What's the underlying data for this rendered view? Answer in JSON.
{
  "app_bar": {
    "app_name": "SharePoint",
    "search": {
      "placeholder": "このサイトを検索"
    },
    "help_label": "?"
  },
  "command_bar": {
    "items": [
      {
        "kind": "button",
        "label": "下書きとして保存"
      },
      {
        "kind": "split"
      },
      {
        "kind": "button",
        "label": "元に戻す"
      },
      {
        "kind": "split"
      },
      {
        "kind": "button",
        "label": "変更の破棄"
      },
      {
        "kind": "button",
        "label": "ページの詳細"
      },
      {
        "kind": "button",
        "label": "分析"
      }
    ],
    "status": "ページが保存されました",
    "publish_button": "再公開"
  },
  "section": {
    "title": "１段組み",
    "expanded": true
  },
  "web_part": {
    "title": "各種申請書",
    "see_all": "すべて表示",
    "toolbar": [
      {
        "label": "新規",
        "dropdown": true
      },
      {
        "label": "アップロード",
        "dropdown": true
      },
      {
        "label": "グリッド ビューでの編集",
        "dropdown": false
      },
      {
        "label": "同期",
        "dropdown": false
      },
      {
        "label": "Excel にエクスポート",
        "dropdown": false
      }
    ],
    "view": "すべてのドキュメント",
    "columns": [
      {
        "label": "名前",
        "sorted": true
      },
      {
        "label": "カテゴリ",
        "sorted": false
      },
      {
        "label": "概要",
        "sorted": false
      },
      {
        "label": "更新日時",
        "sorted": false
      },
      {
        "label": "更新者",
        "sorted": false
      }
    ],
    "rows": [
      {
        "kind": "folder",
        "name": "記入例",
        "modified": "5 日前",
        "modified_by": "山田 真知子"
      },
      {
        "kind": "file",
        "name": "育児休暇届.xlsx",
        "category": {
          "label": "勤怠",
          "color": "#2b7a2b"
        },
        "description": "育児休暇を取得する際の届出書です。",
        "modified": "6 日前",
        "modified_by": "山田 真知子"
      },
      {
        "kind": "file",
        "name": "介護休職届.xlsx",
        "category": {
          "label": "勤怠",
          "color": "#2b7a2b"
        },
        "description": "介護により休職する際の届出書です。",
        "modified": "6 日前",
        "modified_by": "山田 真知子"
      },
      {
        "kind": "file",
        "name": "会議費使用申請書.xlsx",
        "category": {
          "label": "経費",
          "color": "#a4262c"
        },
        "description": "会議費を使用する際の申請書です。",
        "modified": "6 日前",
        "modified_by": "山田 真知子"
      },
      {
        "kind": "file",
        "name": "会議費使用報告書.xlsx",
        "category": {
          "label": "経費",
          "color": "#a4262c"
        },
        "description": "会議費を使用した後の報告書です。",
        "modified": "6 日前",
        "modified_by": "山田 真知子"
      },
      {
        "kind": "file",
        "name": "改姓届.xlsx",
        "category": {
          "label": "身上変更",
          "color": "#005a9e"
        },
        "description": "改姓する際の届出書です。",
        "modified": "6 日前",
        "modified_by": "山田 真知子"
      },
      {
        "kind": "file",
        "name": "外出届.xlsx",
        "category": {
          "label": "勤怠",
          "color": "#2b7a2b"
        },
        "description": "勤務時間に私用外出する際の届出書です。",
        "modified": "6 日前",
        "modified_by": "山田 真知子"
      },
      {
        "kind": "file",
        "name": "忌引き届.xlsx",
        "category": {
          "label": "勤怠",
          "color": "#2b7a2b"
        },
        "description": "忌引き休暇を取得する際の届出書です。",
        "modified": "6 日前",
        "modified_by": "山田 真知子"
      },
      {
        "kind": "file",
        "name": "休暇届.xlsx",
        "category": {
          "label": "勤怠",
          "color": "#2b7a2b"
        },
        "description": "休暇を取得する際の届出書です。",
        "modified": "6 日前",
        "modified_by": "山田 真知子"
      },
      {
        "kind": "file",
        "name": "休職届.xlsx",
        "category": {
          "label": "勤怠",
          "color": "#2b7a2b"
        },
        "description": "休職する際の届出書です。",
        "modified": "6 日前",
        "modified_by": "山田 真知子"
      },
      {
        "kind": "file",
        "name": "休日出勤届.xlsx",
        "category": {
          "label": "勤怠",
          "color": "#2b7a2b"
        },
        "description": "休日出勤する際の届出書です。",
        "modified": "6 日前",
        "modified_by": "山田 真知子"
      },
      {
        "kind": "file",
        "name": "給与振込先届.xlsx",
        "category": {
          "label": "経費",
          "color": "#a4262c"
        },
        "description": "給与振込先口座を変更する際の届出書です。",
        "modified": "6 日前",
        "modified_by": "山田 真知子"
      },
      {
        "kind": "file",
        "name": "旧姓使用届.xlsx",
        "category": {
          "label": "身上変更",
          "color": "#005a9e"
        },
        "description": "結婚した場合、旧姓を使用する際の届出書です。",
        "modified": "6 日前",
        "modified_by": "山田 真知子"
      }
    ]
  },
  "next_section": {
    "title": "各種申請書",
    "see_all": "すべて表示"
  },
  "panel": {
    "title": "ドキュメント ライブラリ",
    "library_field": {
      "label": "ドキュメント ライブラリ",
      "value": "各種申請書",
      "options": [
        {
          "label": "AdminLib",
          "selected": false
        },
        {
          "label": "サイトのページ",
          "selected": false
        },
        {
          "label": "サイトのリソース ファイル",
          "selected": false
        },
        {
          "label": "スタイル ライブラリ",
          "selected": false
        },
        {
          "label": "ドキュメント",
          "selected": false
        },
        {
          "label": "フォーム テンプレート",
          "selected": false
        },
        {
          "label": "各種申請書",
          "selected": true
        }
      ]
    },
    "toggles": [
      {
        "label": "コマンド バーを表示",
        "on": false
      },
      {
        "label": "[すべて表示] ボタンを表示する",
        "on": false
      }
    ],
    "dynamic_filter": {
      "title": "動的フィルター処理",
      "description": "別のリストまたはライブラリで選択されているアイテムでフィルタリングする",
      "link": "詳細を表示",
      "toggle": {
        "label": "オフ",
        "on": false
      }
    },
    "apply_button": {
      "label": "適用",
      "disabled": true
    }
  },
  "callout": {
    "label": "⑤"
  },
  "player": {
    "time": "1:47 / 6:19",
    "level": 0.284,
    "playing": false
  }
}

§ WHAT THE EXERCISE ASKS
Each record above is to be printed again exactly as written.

§ RESPONSE AREA
What's the underlying data for this rendered view? Answer in JSON.
{
  "app_bar": {
    "app_name": "SharePoint",
    "search": {
      "placeholder": "このサイトを検索"
    },
    "help_label": "?"
  },
  "command_bar": {
    "items": [
      {
        "kind": "button",
        "label": "下書きとして保存"
      },
      {
        "kind": "split"
      },
      {
        "kind": "button",
        "label": "元に戻す"
      },
      {
        "kind": "split"
      },
      {
        "kind": "button",
        "label": "変更の破棄"
      },
      {
        "kind": "button",
        "label": "ページの詳細"
      },
      {
        "kind": "button",
        "label": "分析"
      }
    ],
    "status": "ページが保存されました",
    "publish_button": "再公開"
  },
  "section": {
    "title": "１段組み",
    "expanded": true
  },
  "web_part": {
    "title": "各種申請書",
    "see_all": "すべて表示",
    "toolbar": [
      {
        "label": "新規",
        "dropdown": true
      },
      {
        "label": "アップロード",
        "dropdown": true
      },
      {
        "label": "グリッド ビューでの編集",
        "dropdown": false
      },
      {
        "label": "同期",
        "dropdown": false
      },
      {
        "label": "Excel にエクスポート",
        "dropdown": false
      }
    ],
    "view": "すべてのドキュメント",
    "columns": [
      {
        "label": "名前",
        "sorted": true
      },
      {
        "label": "カテゴリ",
        "sorted": false
      },
      {
        "label": "概要",
        "sorted": false
      },
      {
        "label": "更新日時",
        "sorted": false
      },
      {
        "label": "更新者",
        "sorted": false
      }
    ],
    "rows": [
      {
        "kind": "folder",
        "name": "記入例",
        "modified": "5 日前",
        "modified_by": "山田 真知子"
      },
      {
        "kind": "file",
        "name": "育児休暇届.xlsx",
        "category": {
          "label": "勤怠",
          "color": "#2b7a2b"
        },
        "description": "育児休暇を取得する際の届出書です。",
        "modified": "6 日前",
        "modified_by": "山田 真知子"
      },
      {
        "kind": "file",
        "name": "介護休職届.xlsx",
        "category": {
          "label": "勤怠",
          "color": "#2b7a2b"
        },
        "description": "介護により休職する際の届出書です。",
        "modified": "6 日前",
        "modified_by": "山田 真知子"
      },
      {
        "kind": "file",
        "name": "会議費使用申請書.xlsx",
        "category": {
          "label": "経費",
          "color": "#a4262c"
        },
        "description": "会議費を使用する際の申請書です。",
        "modified": "6 日前",
        "modified_by": "山田 真知子"
      },
      {
        "kind": "file",
        "name": "会議費使用報告書.xlsx",
        "category": {
          "label": "経費",
          "color": "#a4262c"
        },
        "description": "会議費を使用した後の報告書です。",
        "modified": "6 日前",
        "modified_by": "山田 真知子"
      },
      {
        "kind": "file",
        "name": "改姓届.xlsx",
        "category": {
          "label": "身上変更",
          "color": "#005a9e"
        },
        "description": "改姓する際の届出書です。",
        "modified": "6 日前",
        "modified_by": "山田 真知子"
      },
      {
        "kind": "file",
        "name": "外出届.xlsx",
        "category": {
          "label": "勤怠",
          "color": "#2b7a2b"
        },
        "description": "勤務時間に私用外出する際の届出書です。",
        "modified": "6 日前",
        "modified_by": "山田 真知子"
      },
      {
        "kind": "file",
        "name": "忌引き届.xlsx",
        "category": {
          "label": "勤怠",
          "color": "#2b7a2b"
        },
        "description": "忌引き休暇を取得する際の届出書です。",
        "modified": "6 日前",
        "modified_by": "山田 真知子"
      },
      {
        "kind": "file",
        "name": "休暇届.xlsx",
        "category": {
          "label": "勤怠",
          "color": "#2b7a2b"
        },
        "description": "休暇を取得する際の届出書です。",
        "modified": "6 日前",
        "modified_by": "山田 真知子"
      },
      {
        "kind": "file",
        "name": "休職届.xlsx",
        "category": {
          "label": "勤怠",
          "color": "#2b7a2b"
        },
        "description": "休職する際の届出書です。",
        "modified": "6 日前",
        "modified_by": "山田 真知子"
      },
      {
        "kind": "file",
        "name": "休日出勤届.xlsx",
        "category": {
          "label": "勤怠",
          "color": "#2b7a2b"
        },
        "description": "休日出勤する際の届出書です。",
        "modified": "6 日前",
        "modified_by": "山田 真知子"
      },
      {
        "kind": "file",
        "name": "給与振込先届.xlsx",
        "category": {
          "label": "経費",
          "color": "#a4262c"
        },
        "description": "給与振込先口座を変更する際の届出書です。",
        "modified": "6 日前",
        "modified_by": "山田 真知子"
      },
      {
        "kind": "file",
        "name": "旧姓使用届.xlsx",
        "category": {
          "label": "身上変更",
          "color": "#005a9e"
        },
        "description": "結婚した場合、旧姓を使用する際の届出書です。",
        "modified": "6 日前",
        "modified_by": "山田 真知子"
      }
    ]
  },
  "next_section": {
    "title": "各種申請書",
    "see_all": "すべて表示"
  },
  "panel": {
    "title": "ドキュメント ライブラリ",
    "library_field": {
      "label": "ドキュメント ライブラリ",
      "value": "各種申請書",
      "options": [
        {
          "label": "AdminLib",
          "selected": false
        },
        {
          "label": "サイトのページ",
          "selected": false
        },
        {
          "label": "サイトのリソース ファイル",
          "selected": false
        },
        {
          "label": "スタイル ライブラリ",
          "selected": false
        },
        {
          "label": "ドキュメント",
          "selected": false
        },
        {
          "label": "フォーム テンプレート",
          "selected": false
        },
        {
          "label": "各種申請書",
          "selected": true
        }
      ]
    },
    "toggles": [
      {
        "label": "コマンド バーを表示",
        "on": false
      },
      {
        "label": "[すべて表示] ボタンを表示する",
        "on": false
      }
    ],
    "dynamic_filter": {
      "title": "動的フィルター処理",
      "description": "別のリストまたはライブラリで選択されているアイテムでフィルタリングする",
      "link": "詳細を表示",
      "toggle": {
        "label": "オフ",
        "on": false
      }
    },
    "apply_button": {
      "label": "適用",
      "disabled": true
    }
  },
  "callout": {
    "label": "⑤"
  },
  "player": {
    "time": "1:47 / 6:19",
    "level": 0.284,
    "playing": false
  }
}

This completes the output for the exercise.